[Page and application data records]
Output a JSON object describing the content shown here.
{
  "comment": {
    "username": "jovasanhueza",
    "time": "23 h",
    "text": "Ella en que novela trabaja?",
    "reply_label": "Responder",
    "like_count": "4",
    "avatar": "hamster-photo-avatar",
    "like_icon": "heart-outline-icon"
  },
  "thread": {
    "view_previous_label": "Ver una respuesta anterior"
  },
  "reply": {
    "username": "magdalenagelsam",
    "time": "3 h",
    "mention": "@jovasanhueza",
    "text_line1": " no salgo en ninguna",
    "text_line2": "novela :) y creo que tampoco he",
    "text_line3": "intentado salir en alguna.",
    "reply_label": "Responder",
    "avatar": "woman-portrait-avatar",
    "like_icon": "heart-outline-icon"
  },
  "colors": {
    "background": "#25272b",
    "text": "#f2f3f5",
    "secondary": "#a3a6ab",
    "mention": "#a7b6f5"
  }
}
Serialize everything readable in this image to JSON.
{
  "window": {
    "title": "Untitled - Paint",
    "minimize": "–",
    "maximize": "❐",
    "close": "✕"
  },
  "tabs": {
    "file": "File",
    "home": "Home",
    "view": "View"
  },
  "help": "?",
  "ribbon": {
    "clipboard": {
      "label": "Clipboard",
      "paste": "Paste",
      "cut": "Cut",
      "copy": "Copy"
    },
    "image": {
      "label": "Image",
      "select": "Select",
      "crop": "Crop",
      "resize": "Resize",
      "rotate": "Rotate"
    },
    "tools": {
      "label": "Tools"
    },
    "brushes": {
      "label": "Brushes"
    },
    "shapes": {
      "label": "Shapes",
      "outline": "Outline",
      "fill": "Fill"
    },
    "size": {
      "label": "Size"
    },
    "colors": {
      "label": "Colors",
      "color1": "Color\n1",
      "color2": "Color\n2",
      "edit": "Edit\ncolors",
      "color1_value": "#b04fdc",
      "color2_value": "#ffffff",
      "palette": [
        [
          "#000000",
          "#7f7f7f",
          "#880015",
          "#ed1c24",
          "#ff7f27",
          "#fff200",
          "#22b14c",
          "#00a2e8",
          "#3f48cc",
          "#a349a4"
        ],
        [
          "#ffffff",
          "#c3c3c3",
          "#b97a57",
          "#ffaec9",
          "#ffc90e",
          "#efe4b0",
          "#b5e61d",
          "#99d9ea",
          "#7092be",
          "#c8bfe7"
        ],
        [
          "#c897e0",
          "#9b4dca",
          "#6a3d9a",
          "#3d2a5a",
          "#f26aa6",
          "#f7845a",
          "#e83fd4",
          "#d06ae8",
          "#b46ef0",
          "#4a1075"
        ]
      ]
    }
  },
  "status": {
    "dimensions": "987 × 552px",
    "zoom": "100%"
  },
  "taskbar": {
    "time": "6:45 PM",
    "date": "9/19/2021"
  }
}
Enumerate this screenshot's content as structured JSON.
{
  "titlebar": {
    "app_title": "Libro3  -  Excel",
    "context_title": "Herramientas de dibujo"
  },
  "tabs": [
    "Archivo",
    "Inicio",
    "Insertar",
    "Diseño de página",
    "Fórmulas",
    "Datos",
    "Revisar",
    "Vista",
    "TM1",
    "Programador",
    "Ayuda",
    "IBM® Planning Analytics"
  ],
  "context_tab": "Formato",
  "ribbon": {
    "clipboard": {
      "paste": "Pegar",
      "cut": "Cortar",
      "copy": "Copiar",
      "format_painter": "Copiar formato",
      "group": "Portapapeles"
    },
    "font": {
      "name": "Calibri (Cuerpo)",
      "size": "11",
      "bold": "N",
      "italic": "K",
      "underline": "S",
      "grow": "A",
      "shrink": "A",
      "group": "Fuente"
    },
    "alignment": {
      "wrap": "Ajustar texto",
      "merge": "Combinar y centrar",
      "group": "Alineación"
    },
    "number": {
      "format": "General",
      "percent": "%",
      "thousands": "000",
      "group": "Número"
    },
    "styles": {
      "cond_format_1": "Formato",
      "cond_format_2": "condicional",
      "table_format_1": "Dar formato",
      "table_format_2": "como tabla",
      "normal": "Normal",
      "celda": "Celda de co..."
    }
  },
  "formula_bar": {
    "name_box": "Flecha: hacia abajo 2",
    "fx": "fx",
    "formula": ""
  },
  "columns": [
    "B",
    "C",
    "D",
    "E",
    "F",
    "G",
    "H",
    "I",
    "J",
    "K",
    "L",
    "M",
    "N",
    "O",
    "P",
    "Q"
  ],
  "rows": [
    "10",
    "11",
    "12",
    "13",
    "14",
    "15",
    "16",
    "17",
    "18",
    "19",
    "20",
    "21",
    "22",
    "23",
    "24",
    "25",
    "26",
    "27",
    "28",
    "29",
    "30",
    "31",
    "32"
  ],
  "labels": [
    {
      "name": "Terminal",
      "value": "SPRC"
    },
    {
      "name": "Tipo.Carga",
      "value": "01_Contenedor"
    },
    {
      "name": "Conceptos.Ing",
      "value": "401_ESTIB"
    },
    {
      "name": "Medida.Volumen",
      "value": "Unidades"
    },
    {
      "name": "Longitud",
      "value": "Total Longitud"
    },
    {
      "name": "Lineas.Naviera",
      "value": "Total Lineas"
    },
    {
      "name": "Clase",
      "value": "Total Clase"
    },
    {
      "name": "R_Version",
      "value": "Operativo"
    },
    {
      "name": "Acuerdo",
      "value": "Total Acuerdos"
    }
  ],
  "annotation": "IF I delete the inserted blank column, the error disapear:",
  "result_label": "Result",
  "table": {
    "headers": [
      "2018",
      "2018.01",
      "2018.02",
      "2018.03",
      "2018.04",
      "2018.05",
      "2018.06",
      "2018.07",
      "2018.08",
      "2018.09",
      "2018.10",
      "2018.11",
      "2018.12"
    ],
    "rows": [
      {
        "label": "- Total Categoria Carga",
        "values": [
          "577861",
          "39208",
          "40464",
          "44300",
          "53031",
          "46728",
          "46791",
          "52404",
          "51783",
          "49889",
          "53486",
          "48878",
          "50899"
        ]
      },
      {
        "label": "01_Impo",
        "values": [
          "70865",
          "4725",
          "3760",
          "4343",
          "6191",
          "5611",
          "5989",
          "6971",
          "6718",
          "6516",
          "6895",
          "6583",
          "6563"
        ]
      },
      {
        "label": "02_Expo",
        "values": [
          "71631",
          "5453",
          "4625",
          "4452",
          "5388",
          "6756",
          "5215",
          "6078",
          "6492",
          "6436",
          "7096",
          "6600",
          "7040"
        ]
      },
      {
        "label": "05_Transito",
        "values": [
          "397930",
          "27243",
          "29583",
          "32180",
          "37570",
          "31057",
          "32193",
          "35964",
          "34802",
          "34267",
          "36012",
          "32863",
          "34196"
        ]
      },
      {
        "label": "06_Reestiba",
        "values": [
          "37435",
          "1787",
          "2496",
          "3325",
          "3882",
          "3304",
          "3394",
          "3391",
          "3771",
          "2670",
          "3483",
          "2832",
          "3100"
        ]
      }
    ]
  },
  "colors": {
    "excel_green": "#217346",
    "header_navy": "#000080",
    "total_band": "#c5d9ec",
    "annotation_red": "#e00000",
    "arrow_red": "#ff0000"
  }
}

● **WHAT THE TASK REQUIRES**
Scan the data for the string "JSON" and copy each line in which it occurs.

● **PROBLEM SOLUTION**
Output a JSON object describing the content shown here.
Serialize everything readable in this image to JSON.
Enumerate this screenshot's content as structured JSON.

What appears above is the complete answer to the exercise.